Task
In the data below, how many lines include the word "flavour"? Give only the number.

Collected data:
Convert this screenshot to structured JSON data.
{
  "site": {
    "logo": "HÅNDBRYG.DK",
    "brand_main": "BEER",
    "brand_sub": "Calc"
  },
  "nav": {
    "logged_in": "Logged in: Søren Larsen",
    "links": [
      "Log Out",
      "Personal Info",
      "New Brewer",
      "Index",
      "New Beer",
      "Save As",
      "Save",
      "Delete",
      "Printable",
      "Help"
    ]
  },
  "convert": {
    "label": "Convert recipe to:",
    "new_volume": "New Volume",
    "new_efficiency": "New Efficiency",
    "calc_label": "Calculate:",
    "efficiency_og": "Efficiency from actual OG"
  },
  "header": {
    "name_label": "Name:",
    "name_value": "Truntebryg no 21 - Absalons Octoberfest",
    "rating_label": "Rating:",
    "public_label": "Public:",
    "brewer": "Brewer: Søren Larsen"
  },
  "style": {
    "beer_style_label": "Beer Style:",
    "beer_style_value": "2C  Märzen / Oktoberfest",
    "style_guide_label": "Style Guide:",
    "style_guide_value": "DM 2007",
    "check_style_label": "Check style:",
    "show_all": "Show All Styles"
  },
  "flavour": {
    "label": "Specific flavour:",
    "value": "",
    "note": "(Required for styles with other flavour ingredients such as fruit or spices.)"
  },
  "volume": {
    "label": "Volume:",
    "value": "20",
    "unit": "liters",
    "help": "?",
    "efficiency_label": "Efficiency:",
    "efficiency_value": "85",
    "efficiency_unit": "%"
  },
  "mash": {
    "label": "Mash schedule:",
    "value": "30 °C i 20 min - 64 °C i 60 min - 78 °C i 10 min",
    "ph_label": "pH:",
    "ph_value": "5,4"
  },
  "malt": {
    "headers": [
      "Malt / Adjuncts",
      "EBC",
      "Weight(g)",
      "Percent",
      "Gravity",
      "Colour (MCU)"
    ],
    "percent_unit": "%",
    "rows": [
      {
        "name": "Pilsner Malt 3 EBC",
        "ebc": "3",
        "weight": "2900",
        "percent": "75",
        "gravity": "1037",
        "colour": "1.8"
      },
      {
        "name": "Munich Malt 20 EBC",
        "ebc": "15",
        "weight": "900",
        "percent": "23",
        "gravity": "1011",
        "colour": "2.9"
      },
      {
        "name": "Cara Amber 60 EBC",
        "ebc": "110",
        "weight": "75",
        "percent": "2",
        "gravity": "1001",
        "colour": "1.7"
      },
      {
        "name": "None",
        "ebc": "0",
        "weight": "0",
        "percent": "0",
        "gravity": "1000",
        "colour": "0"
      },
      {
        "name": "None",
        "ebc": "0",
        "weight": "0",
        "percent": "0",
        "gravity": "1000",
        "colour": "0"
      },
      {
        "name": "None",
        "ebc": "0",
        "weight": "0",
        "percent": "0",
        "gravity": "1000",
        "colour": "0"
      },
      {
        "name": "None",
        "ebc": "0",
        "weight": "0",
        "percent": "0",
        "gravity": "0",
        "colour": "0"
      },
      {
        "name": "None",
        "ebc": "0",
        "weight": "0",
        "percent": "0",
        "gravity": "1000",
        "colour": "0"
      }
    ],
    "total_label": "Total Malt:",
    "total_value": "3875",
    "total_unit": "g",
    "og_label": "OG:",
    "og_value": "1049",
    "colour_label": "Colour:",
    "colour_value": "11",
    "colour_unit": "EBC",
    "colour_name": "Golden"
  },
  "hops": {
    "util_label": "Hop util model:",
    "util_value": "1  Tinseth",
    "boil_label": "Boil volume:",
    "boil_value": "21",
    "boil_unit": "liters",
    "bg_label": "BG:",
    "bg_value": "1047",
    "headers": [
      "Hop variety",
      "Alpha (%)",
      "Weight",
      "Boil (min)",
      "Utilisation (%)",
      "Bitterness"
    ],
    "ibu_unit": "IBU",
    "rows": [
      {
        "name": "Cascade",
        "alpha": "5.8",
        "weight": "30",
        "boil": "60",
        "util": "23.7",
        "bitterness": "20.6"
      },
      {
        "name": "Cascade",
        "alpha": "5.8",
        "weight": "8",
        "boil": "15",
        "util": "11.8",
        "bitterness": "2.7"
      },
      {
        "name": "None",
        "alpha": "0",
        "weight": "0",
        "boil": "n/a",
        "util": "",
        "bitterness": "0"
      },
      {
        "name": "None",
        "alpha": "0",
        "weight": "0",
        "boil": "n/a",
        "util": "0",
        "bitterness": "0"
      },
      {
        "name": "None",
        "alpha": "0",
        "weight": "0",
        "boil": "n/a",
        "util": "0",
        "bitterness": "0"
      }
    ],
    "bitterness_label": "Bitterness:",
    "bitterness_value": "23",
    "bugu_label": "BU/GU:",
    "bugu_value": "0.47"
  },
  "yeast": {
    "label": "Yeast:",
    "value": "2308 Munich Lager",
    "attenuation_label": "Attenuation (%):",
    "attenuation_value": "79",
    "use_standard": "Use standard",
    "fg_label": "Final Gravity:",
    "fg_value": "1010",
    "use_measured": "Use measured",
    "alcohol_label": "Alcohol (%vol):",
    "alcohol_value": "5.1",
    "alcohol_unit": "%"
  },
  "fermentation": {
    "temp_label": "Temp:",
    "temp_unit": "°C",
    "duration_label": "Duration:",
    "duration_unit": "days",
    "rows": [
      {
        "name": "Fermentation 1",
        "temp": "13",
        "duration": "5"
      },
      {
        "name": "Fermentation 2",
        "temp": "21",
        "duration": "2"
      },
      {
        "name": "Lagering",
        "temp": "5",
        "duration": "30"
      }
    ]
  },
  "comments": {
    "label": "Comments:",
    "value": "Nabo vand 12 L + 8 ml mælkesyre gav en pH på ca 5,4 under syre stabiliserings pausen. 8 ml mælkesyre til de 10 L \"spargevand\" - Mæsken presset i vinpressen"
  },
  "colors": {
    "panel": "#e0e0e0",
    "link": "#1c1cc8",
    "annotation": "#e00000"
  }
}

Written answer
3